Harvard Law grad, 22, heads to College Station for Ph.D.
June 6, 2013
Kyrie O'Connor, Houston Chronicle
This is for students and for all the parents who think their little snowflakes are the brightest things ever: I'm about to ruin your day.
Meet Cortlan Wickliff. Last week, he became one of only two African-American men to graduate from Harvard Law School at the age of 22. Good enough? Not for Cortlan. Later this year, he's headed to Texas A&M to start on his doctorate in engineering.
Cortlan has always moved faster than those around him. In third grade (He notes, "I was 7. I'd already skipped a grade.") he did a report on Dr. Martin Luther King Jr. and learned that King earned a Ph.D. when he was 26. He decided he wanted to do the same, and that he wanted both an engineering and a law degree.
And here's where the parents come in. "My mom could have told me that was impossible, but she said 'OK, let's do the research on what it takes to do that,' " he says "Every time I had a hard time in school, she reminded me of my goal."
Cortlan, who is the youngest of three boys, lost his father when he was 10, but he strongly remembers his support. "My dad used to call me 'doctor' all the time."
The family has lived all over Texas but counts Liberty as where they're from. His mother, Tanya Dugat-Wickliff, earned her doctorate from A&M eight years ago in the same program her son is entering.
Right after Cortlan turned 15, he entered the University of North Texas. "Most moms would not be OK with a son moving three-and-a-half hours from home by himself," he says. "My mom had the option of saying no."
Later, he transferred to Rice University, graduating at 19 with a degree in bioengineering.
Cortlan hastens to explain that he doesn't have his nose in books all the time. He loves movies and has seen more than 2,000. This summer, he's enjoyed "Fast & Furious 6" and "Iron Man 3" most. And he welcomes the chance to trounce you in dominos. Also, sleep. "Sleep is one of my favorite pastimes," says Cortlan, like every student ever.

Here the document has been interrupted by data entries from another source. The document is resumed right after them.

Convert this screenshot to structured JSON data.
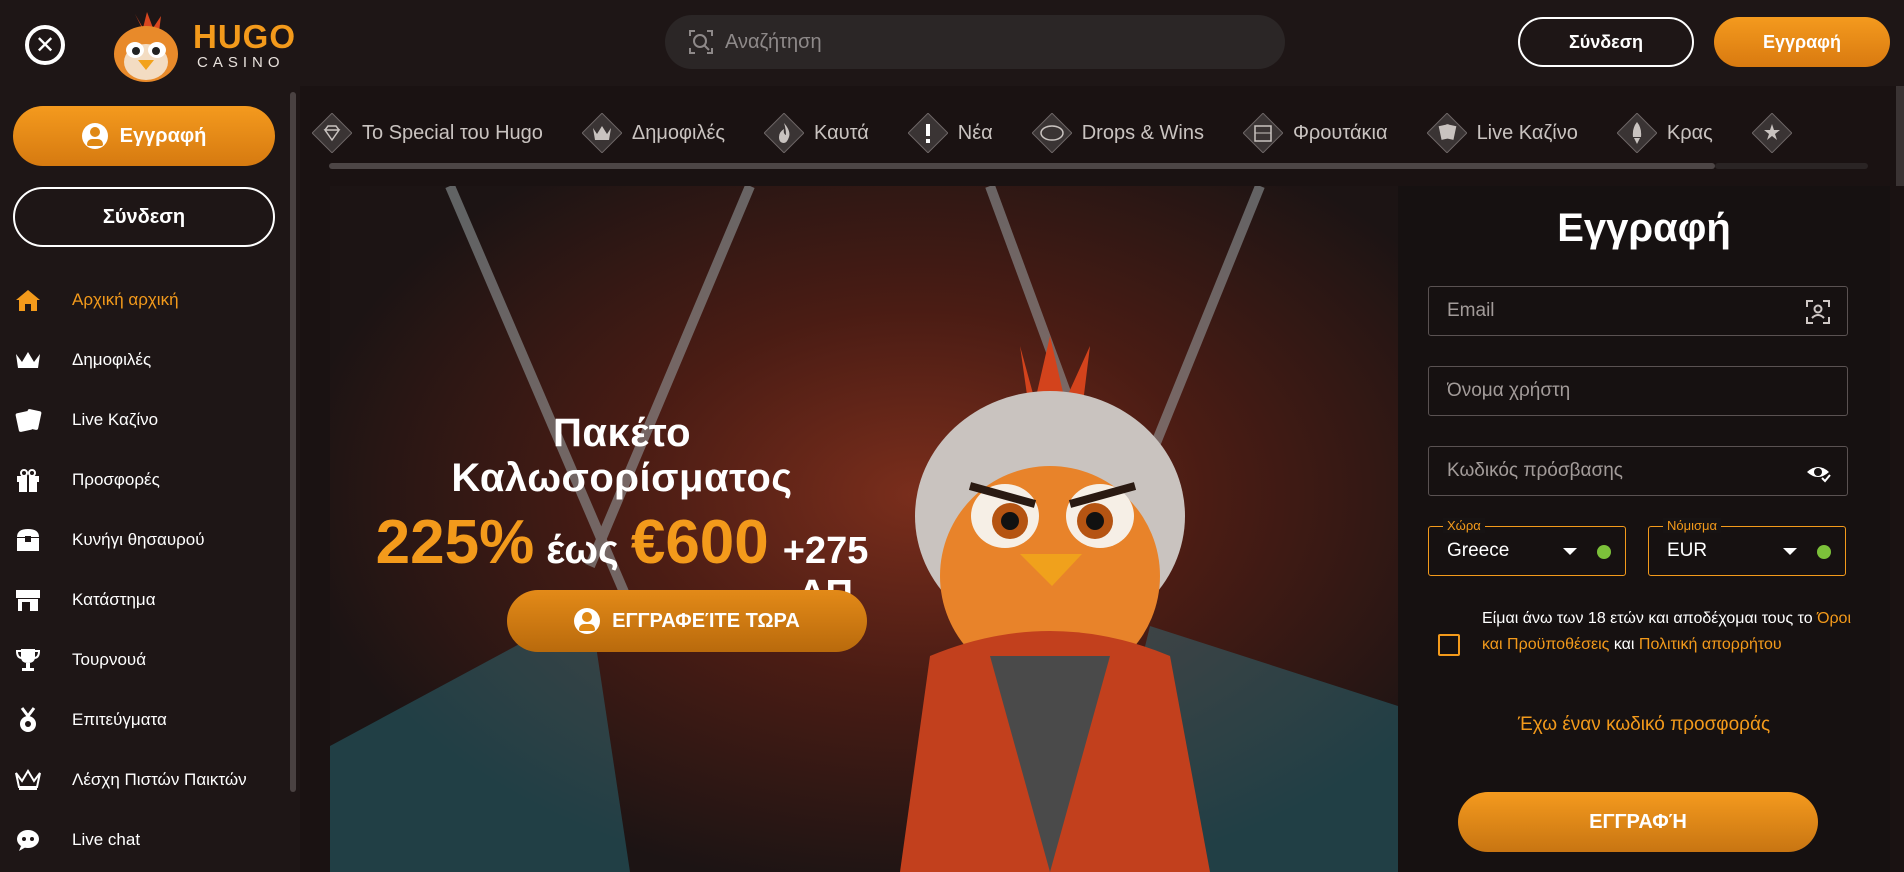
{
  "brand": {
    "name": "HUGO",
    "sub": "CASINO"
  },
  "header": {
    "search_placeholder": "Αναζήτηση",
    "login_label": "Σύνδεση",
    "register_label": "Εγγραφή"
  },
  "sidebar": {
    "register_label": "Εγγραφή",
    "login_label": "Σύνδεση",
    "items": [
      {
        "label": "Αρχική αρχική",
        "icon": "home-icon",
        "active": true
      },
      {
        "label": "Δημοφιλές",
        "icon": "crown-icon"
      },
      {
        "label": "Live Καζίνο",
        "icon": "cards-icon"
      },
      {
        "label": "Προσφορές",
        "icon": "gift-icon"
      },
      {
        "label": "Κυνήγι θησαυρού",
        "icon": "treasure-chest-icon"
      },
      {
        "label": "Κατάστημα",
        "icon": "store-icon"
      },
      {
        "label": "Τουρνουά",
        "icon": "trophy-icon"
      },
      {
        "label": "Επιτεύγματα",
        "icon": "medal-icon"
      },
      {
        "label": "Λέσχη Πιστών Παικτών",
        "icon": "vip-crown-icon"
      },
      {
        "label": "Live chat",
        "icon": "chat-icon"
      }
    ]
  },
  "categories": [
    {
      "label": "Το Special του Hugo",
      "icon": "diamond-icon"
    },
    {
      "label": "Δημοφιλές",
      "icon": "crown-icon"
    },
    {
      "label": "Καυτά",
      "icon": "flame-icon"
    },
    {
      "label": "Νέα",
      "icon": "alert-icon"
    },
    {
      "label": "Drops & Wins",
      "icon": "drops-wins-icon"
    },
    {
      "label": "Φρουτάκια",
      "icon": "slot-icon"
    },
    {
      "label": "Live Καζίνο",
      "icon": "cards-icon"
    },
    {
      "label": "Κρας",
      "icon": "rocket-icon"
    }
  ],
  "banner": {
    "line1": "Πακέτο Καλωσορίσματος",
    "percent": "225%",
    "upto": "έως",
    "amount": "€600",
    "freespins": "+275 ΔΠ",
    "cta": "ΕΓΓΡΑΦΕΊΤΕ ΤΩΡΑ"
  },
  "register": {
    "title": "Εγγραφή",
    "email_placeholder": "Email",
    "username_placeholder": "Όνομα χρήστη",
    "password_placeholder": "Κωδικός πρόσβασης",
    "country_label": "Χώρα",
    "country_value": "Greece",
    "currency_label": "Νόμισμα",
    "currency_value": "EUR",
    "agree_prefix": "Είμαι άνω των 18 ετών και αποδέχομαι τους το",
    "terms_link": "Όροι και Προϋποθέσεις",
    "agree_and": "και",
    "privacy_link": "Πολιτική απορρήτου",
    "promo_link": "Έχω έναν κωδικό προσφοράς",
    "submit_label": "ΕΓΓΡΑΦΉ"
  },
  "colors": {
    "accent": "#f39a1b",
    "background": "#1e1616",
    "success": "#7cc13a"
  }
}
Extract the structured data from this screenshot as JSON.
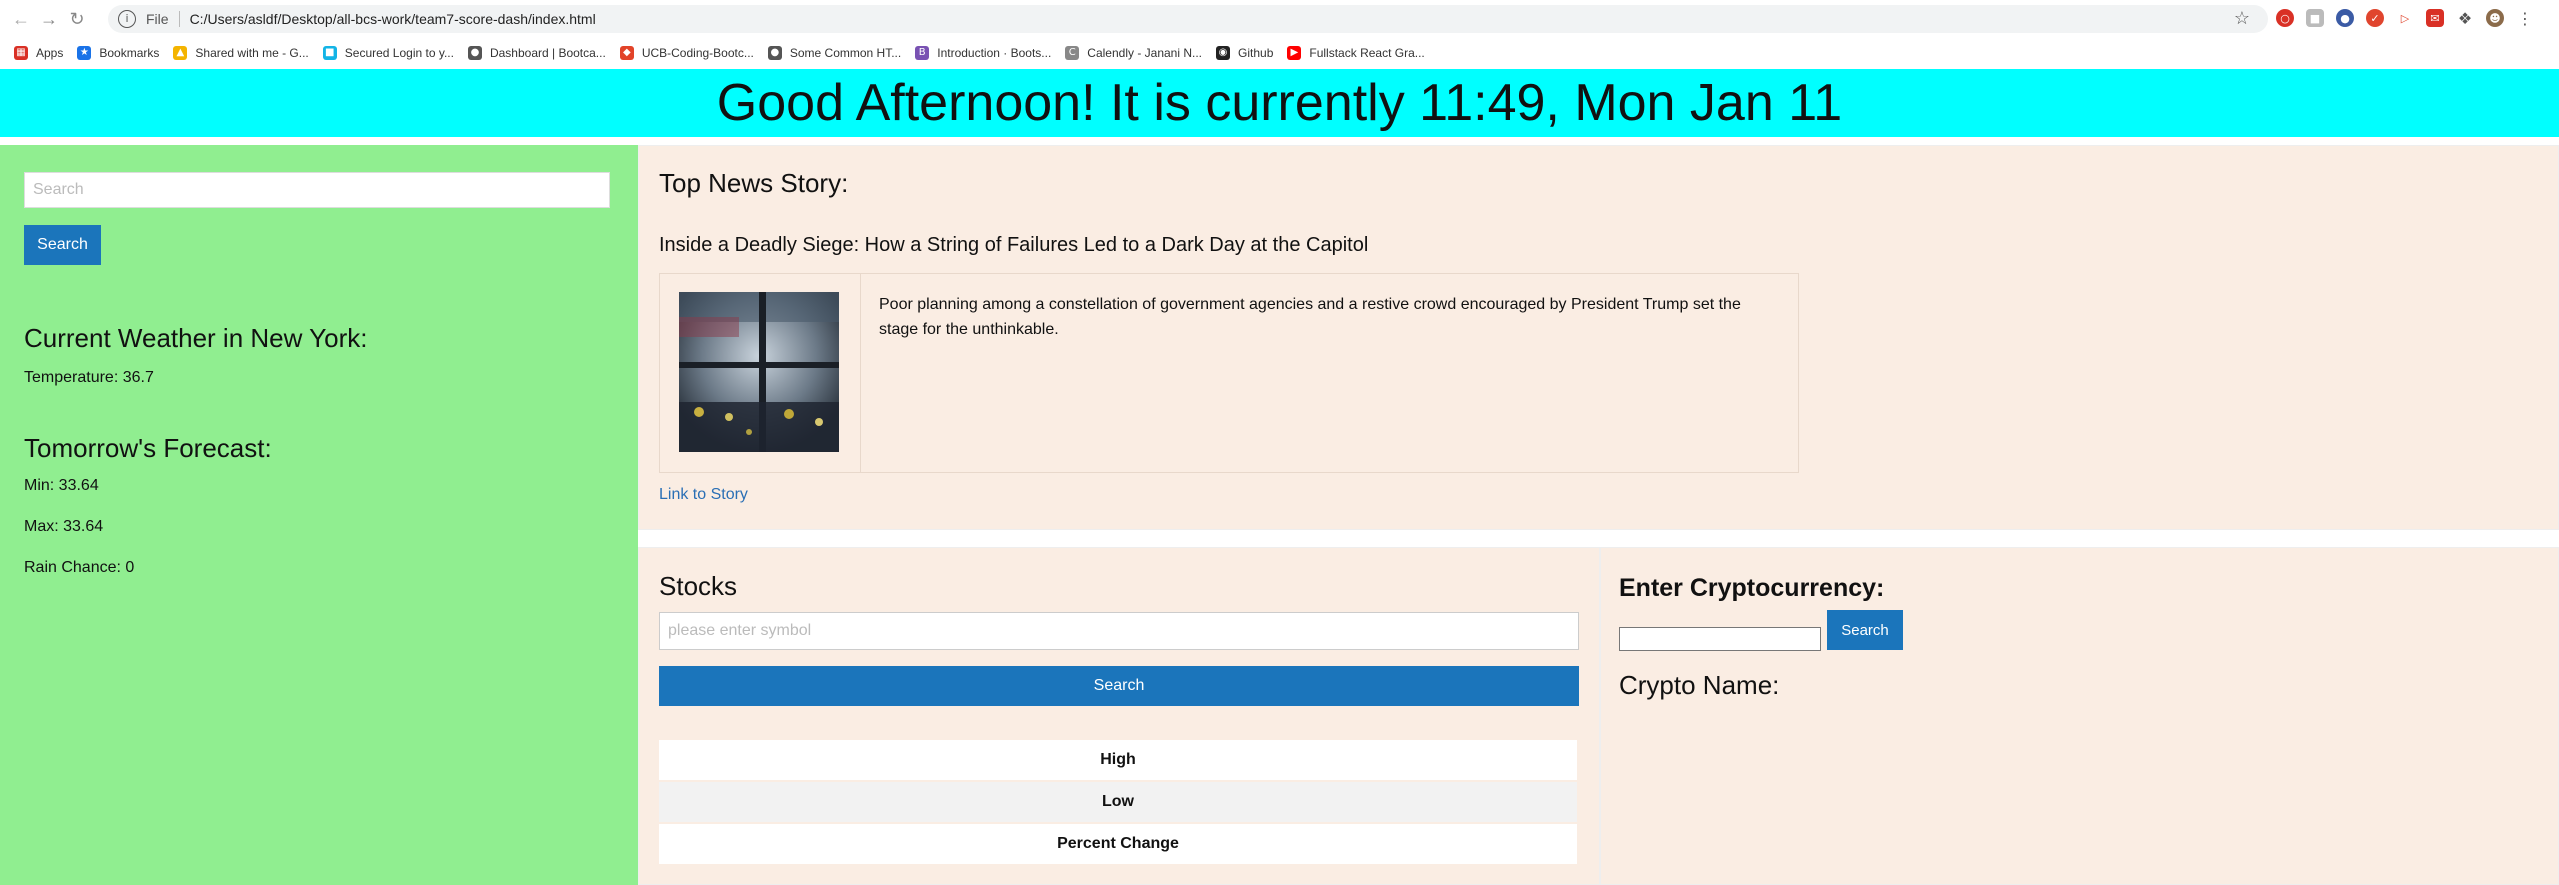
{
  "browser": {
    "url_scheme_label": "File",
    "url": "C:/Users/asldf/Desktop/all-bcs-work/team7-score-dash/index.html",
    "bookmarks": [
      {
        "label": "Apps",
        "icon": "apps-grid-icon",
        "color": "#d93025"
      },
      {
        "label": "Bookmarks",
        "icon": "star-icon",
        "color": "#1a73e8"
      },
      {
        "label": "Shared with me - G...",
        "icon": "drive-icon",
        "color": "#f4b400"
      },
      {
        "label": "Secured Login to y...",
        "icon": "login-icon",
        "color": "#13b4e6"
      },
      {
        "label": "Dashboard | Bootca...",
        "icon": "globe-icon",
        "color": "#555555"
      },
      {
        "label": "UCB-Coding-Bootc...",
        "icon": "gitlab-icon",
        "color": "#e24329"
      },
      {
        "label": "Some Common HT...",
        "icon": "globe-icon",
        "color": "#555555"
      },
      {
        "label": "Introduction · Boots...",
        "icon": "bootstrap-icon",
        "color": "#7952b3"
      },
      {
        "label": "Calendly - Janani N...",
        "icon": "calendly-icon",
        "color": "#888888"
      },
      {
        "label": "Github",
        "icon": "github-icon",
        "color": "#222222"
      },
      {
        "label": "Fullstack React Gra...",
        "icon": "youtube-icon",
        "color": "#ff0000"
      }
    ]
  },
  "banner": {
    "text": "Good Afternoon! It is currently 11:49, Mon Jan 11"
  },
  "sidebar": {
    "search_placeholder": "Search",
    "search_button": "Search",
    "weather_title": "Current Weather in New York:",
    "temperature": "Temperature: 36.7",
    "forecast_title": "Tomorrow's Forecast:",
    "min": "Min: 33.64",
    "max": "Max: 33.64",
    "rain": "Rain Chance: 0"
  },
  "news": {
    "heading": "Top News Story:",
    "title": "Inside a Deadly Siege: How a String of Failures Led to a Dark Day at the Capitol",
    "summary": "Poor planning among a constellation of government agencies and a restive crowd encouraged by President Trump set the stage for the unthinkable.",
    "link": "Link to Story"
  },
  "stocks": {
    "title": "Stocks",
    "input_placeholder": "please enter symbol",
    "search_button": "Search",
    "rows": [
      "High",
      "Low",
      "Percent Change"
    ]
  },
  "crypto": {
    "title": "Enter Cryptocurrency:",
    "search_button": "Search",
    "name_label": "Crypto Name:"
  },
  "colors": {
    "banner_bg": "#00ffff",
    "sidebar_bg": "#90ee90",
    "panel_bg": "#faede3",
    "button_blue": "#1b75bb",
    "link_blue": "#2a6fb5"
  }
}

After being hospitalized at 10 with an infection, Cortlan developed an interest in medical devices that carries on to this day. Eventually, he'd like to run a medical-device company. He's especially interested in developing cheap, portable equipment that can improve medical care in rural areas.
Becoming a doctor was out. "I realized really quickly that I was not a fan of blood and gore," he says.
Cortlan believes his law degree will help him run a company. He did his research, of course. "There are not as many engineers in boardrooms, but more law and business degrees," he reasons.
Besides, he always liked the law. "My mom used to be concerned because I'd read the whole student handbook before I'd sign it."
Another value instilled by his parents is that of giving back to the community. "We were taught to leave the world better than we found it," Cortlan says.
In the end, he places all the credit on his parents. "Sometimes you just need one or two people to believe your goal is possible."